Write every line of the material again exactly, with no pictures in the copy.

---------------

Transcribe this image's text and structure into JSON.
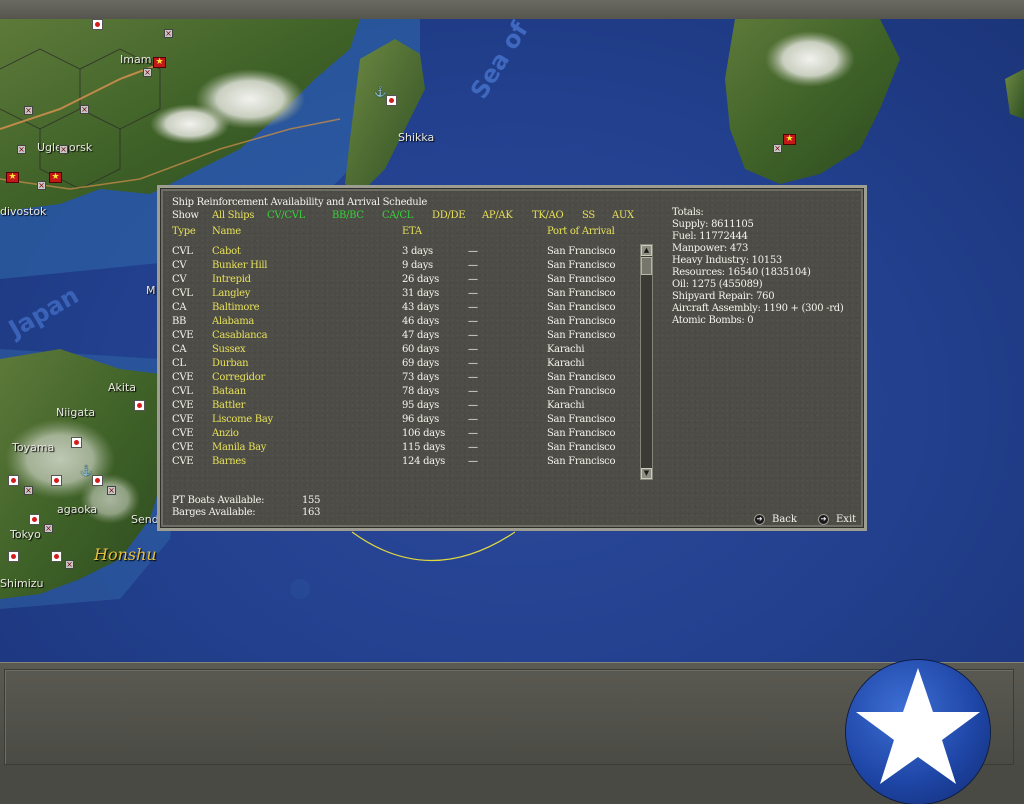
{
  "map": {
    "labels": {
      "imam": "Imam",
      "uglegorsk": "Uglegorsk",
      "vladivostok": "divostok",
      "shikka": "Shikka",
      "sea_of_okhotsk": "Sea of Okhotsk",
      "sea_of_japan": "Japan",
      "m": "M",
      "akita": "Akita",
      "niigata": "Niigata",
      "toyama": "Toyama",
      "nagaoka": "agaoka",
      "tokyo": "Tokyo",
      "sendai": "Send",
      "shimizu": "Shimizu",
      "honshu": "Honshu"
    }
  },
  "dialog": {
    "title": "Ship Reinforcement Availability and Arrival Schedule",
    "filters": {
      "show_label": "Show",
      "all_ships": "All Ships",
      "cv_cvl": "CV/CVL",
      "bb_bc": "BB/BC",
      "ca_cl": "CA/CL",
      "dd_de": "DD/DE",
      "ap_ak": "AP/AK",
      "tk_ao": "TK/AO",
      "ss": "SS",
      "aux": "AUX"
    },
    "columns": {
      "type": "Type",
      "name": "Name",
      "eta": "ETA",
      "port": "Port of Arrival"
    },
    "rows": [
      {
        "type": "CVL",
        "name": "Cabot",
        "eta": "3 days",
        "dash": "—",
        "port": "San Francisco"
      },
      {
        "type": "CV",
        "name": "Bunker Hill",
        "eta": "9 days",
        "dash": "—",
        "port": "San Francisco"
      },
      {
        "type": "CV",
        "name": "Intrepid",
        "eta": "26 days",
        "dash": "—",
        "port": "San Francisco"
      },
      {
        "type": "CVL",
        "name": "Langley",
        "eta": "31 days",
        "dash": "—",
        "port": "San Francisco"
      },
      {
        "type": "CA",
        "name": "Baltimore",
        "eta": "43 days",
        "dash": "—",
        "port": "San Francisco"
      },
      {
        "type": "BB",
        "name": "Alabama",
        "eta": "46 days",
        "dash": "—",
        "port": "San Francisco"
      },
      {
        "type": "CVE",
        "name": "Casablanca",
        "eta": "47 days",
        "dash": "—",
        "port": "San Francisco"
      },
      {
        "type": "CA",
        "name": "Sussex",
        "eta": "60 days",
        "dash": "—",
        "port": "Karachi"
      },
      {
        "type": "CL",
        "name": "Durban",
        "eta": "69 days",
        "dash": "—",
        "port": "Karachi"
      },
      {
        "type": "CVE",
        "name": "Corregidor",
        "eta": "73 days",
        "dash": "—",
        "port": "San Francisco"
      },
      {
        "type": "CVL",
        "name": "Bataan",
        "eta": "78 days",
        "dash": "—",
        "port": "San Francisco"
      },
      {
        "type": "CVE",
        "name": "Battler",
        "eta": "95 days",
        "dash": "—",
        "port": "Karachi"
      },
      {
        "type": "CVE",
        "name": "Liscome Bay",
        "eta": "96 days",
        "dash": "—",
        "port": "San Francisco"
      },
      {
        "type": "CVE",
        "name": "Anzio",
        "eta": "106 days",
        "dash": "—",
        "port": "San Francisco"
      },
      {
        "type": "CVE",
        "name": "Manila Bay",
        "eta": "115 days",
        "dash": "—",
        "port": "San Francisco"
      },
      {
        "type": "CVE",
        "name": "Barnes",
        "eta": "124 days",
        "dash": "—",
        "port": "San Francisco"
      }
    ],
    "totals": {
      "heading": "Totals:",
      "supply": "Supply: 8611105",
      "fuel": "Fuel: 11772444",
      "manpower": "Manpower: 473",
      "heavy_industry": "Heavy Industry: 10153",
      "resources": "Resources: 16540 (1835104)",
      "oil": "Oil: 1275 (455089)",
      "shipyard": "Shipyard Repair: 760",
      "aircraft": "Aircraft Assembly: 1190 + (300 -rd)",
      "atomic": "Atomic Bombs: 0"
    },
    "availability": {
      "pt_label": "PT Boats Available:",
      "pt_value": "155",
      "barges_label": "Barges Available:",
      "barges_value": "163"
    },
    "buttons": {
      "back": "Back",
      "exit": "Exit"
    }
  },
  "colors": {
    "ocean": "#22408e",
    "dialog_bg": "#4d4c46",
    "text_white": "#f4f4ec",
    "text_yellow": "#e6e05a",
    "text_green": "#36d23a"
  }
}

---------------

Finished task –
Transcribe this image's text and structure into JSON.
{
  "map": {
    "labels": {
      "imam": "Imam",
      "uglegorsk": "Uglegorsk",
      "vladivostok": "divostok",
      "shikka": "Shikka",
      "sea_of_okhotsk": "Sea of Okhotsk",
      "sea_of_japan": "Japan",
      "m": "M",
      "akita": "Akita",
      "niigata": "Niigata",
      "toyama": "Toyama",
      "nagaoka": "agaoka",
      "tokyo": "Tokyo",
      "sendai": "Send",
      "shimizu": "Shimizu",
      "honshu": "Honshu"
    }
  },
  "dialog": {
    "title": "Ship Reinforcement Availability and Arrival Schedule",
    "filters": {
      "show_label": "Show",
      "all_ships": "All Ships",
      "cv_cvl": "CV/CVL",
      "bb_bc": "BB/BC",
      "ca_cl": "CA/CL",
      "dd_de": "DD/DE",
      "ap_ak": "AP/AK",
      "tk_ao": "TK/AO",
      "ss": "SS",
      "aux": "AUX"
    },
    "columns": {
      "type": "Type",
      "name": "Name",
      "eta": "ETA",
      "port": "Port of Arrival"
    },
    "rows": [
      {
        "type": "CVL",
        "name": "Cabot",
        "eta": "3 days",
        "dash": "—",
        "port": "San Francisco"
      },
      {
        "type": "CV",
        "name": "Bunker Hill",
        "eta": "9 days",
        "dash": "—",
        "port": "San Francisco"
      },
      {
        "type": "CV",
        "name": "Intrepid",
        "eta": "26 days",
        "dash": "—",
        "port": "San Francisco"
      },
      {
        "type": "CVL",
        "name": "Langley",
        "eta": "31 days",
        "dash": "—",
        "port": "San Francisco"
      },
      {
        "type": "CA",
        "name": "Baltimore",
        "eta": "43 days",
        "dash": "—",
        "port": "San Francisco"
      },
      {
        "type": "BB",
        "name": "Alabama",
        "eta": "46 days",
        "dash": "—",
        "port": "San Francisco"
      },
      {
        "type": "CVE",
        "name": "Casablanca",
        "eta": "47 days",
        "dash": "—",
        "port": "San Francisco"
      },
      {
        "type": "CA",
        "name": "Sussex",
        "eta": "60 days",
        "dash": "—",
        "port": "Karachi"
      },
      {
        "type": "CL",
        "name": "Durban",
        "eta": "69 days",
        "dash": "—",
        "port": "Karachi"
      },
      {
        "type": "CVE",
        "name": "Corregidor",
        "eta": "73 days",
        "dash": "—",
        "port": "San Francisco"
      },
      {
        "type": "CVL",
        "name": "Bataan",
        "eta": "78 days",
        "dash": "—",
        "port": "San Francisco"
      },
      {
        "type": "CVE",
        "name": "Battler",
        "eta": "95 days",
        "dash": "—",
        "port": "Karachi"
      },
      {
        "type": "CVE",
        "name": "Liscome Bay",
        "eta": "96 days",
        "dash": "—",
        "port": "San Francisco"
      },
      {
        "type": "CVE",
        "name": "Anzio",
        "eta": "106 days",
        "dash": "—",
        "port": "San Francisco"
      },
      {
        "type": "CVE",
        "name": "Manila Bay",
        "eta": "115 days",
        "dash": "—",
        "port": "San Francisco"
      },
      {
        "type": "CVE",
        "name": "Barnes",
        "eta": "124 days",
        "dash": "—",
        "port": "San Francisco"
      }
    ],
    "totals": {
      "heading": "Totals:",
      "supply": "Supply: 8611105",
      "fuel": "Fuel: 11772444",
      "manpower": "Manpower: 473",
      "heavy_industry": "Heavy Industry: 10153",
      "resources": "Resources: 16540 (1835104)",
      "oil": "Oil: 1275 (455089)",
      "shipyard": "Shipyard Repair: 760",
      "aircraft": "Aircraft Assembly: 1190 + (300 -rd)",
      "atomic": "Atomic Bombs: 0"
    },
    "availability": {
      "pt_label": "PT Boats Available:",
      "pt_value": "155",
      "barges_label": "Barges Available:",
      "barges_value": "163"
    },
    "buttons": {
      "back": "Back",
      "exit": "Exit"
    }
  },
  "colors": {
    "ocean": "#22408e",
    "dialog_bg": "#4d4c46",
    "text_white": "#f4f4ec",
    "text_yellow": "#e6e05a",
    "text_green": "#36d23a"
  }
}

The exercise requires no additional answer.